The biggest realization that came from this exercise was realizing the main reason that I was gaining the rating I did from 2011-2015 was most likely just latent talent and had practically nothing to do with work.

What I mean by latent talent is that I hadn’t reached my full potential when I started to play as a kid.  My initial tournament career was from 1988-1992 and I was routinely gaining points during that entire time.  In fact, my last five tournaments from that time are included in my stats on the US Chess MSA page.  From November 1991 to March 1992 I went from 1461 to 1526.  I have no reason to believe that I wouldn’t have continued to grow at that pace for a while.

So when I came back to chess in 2011 there was still some room to grow on raw talent alone.  Yes, I worked to speed it along, but I didn’t necessarily have a professional enough approach to working.

If I was going to solve tactics I would often just grab a book and slouch down in a comfy chair and glance at the pages and just decide that since I thought X was the answer then X must be the answer.  No need to write things down or verify them, just take my decision as gospel.  The downside is that means that while I was probably right more often than not, there is no way to know how many of those problems I not only didn’t solve correctly but may have even reinforced bad habits with.

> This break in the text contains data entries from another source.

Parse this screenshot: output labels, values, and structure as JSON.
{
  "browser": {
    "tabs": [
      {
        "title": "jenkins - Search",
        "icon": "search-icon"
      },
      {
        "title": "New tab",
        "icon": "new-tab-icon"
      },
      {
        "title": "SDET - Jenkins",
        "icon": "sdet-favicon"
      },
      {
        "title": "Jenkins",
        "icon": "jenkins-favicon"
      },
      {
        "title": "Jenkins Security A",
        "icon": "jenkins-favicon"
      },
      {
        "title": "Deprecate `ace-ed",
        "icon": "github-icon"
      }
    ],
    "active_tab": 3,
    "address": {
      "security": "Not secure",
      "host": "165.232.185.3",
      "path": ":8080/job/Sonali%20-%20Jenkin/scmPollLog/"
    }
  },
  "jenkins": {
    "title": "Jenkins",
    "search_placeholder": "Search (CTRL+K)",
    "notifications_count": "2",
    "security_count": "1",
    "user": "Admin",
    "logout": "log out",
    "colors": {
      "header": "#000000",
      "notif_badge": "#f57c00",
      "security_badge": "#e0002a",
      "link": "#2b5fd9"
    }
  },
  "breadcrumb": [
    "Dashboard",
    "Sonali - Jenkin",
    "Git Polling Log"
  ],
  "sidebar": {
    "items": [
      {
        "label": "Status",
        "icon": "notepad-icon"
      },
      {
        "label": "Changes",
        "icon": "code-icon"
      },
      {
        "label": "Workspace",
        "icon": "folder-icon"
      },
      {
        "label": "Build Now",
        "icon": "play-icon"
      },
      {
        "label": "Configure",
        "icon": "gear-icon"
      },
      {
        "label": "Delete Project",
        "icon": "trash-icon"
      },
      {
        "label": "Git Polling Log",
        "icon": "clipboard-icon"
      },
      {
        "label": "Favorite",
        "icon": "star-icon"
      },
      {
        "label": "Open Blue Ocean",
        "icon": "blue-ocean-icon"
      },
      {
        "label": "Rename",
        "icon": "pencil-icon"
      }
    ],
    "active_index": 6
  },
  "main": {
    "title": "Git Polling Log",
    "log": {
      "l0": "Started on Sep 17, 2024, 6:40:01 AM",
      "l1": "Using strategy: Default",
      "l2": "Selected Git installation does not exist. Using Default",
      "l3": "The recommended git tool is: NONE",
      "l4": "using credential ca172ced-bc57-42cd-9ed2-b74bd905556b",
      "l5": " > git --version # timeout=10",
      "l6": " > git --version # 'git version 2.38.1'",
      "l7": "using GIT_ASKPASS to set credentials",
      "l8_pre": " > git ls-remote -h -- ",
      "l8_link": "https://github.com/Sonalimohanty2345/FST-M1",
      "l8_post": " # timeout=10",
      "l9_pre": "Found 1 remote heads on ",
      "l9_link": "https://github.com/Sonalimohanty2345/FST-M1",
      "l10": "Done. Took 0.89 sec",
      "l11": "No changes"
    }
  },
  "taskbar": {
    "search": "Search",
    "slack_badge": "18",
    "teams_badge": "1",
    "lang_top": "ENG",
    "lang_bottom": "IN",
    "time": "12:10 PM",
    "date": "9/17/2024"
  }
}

Lately my approach has been much more methodical.  Thanks to the Quality Chess Challenge I have focused on a much more solving heavy routine.  However, rather than simply glancing and deciding that I’m right I write everything down.  I then compare my answer to the one given, and I am very harsh on my grades.  If I got something mostly correct but not completely, then I’m considering the answer to simply be wrong.

When I take this approach I don’t sit in an overstuffed chair while I slouch and half watch TV/half solve problems.  Instead I fully commit and sit at a table where I can write.

The hope is that a professional approach will lead to professional results.  Time will tell in that arena.  In a future post I’ll lay out my plan to play in more events so that I can maximize my chance for improvement to be reflected in my rating.

Til Next Time,

Chris Wainscott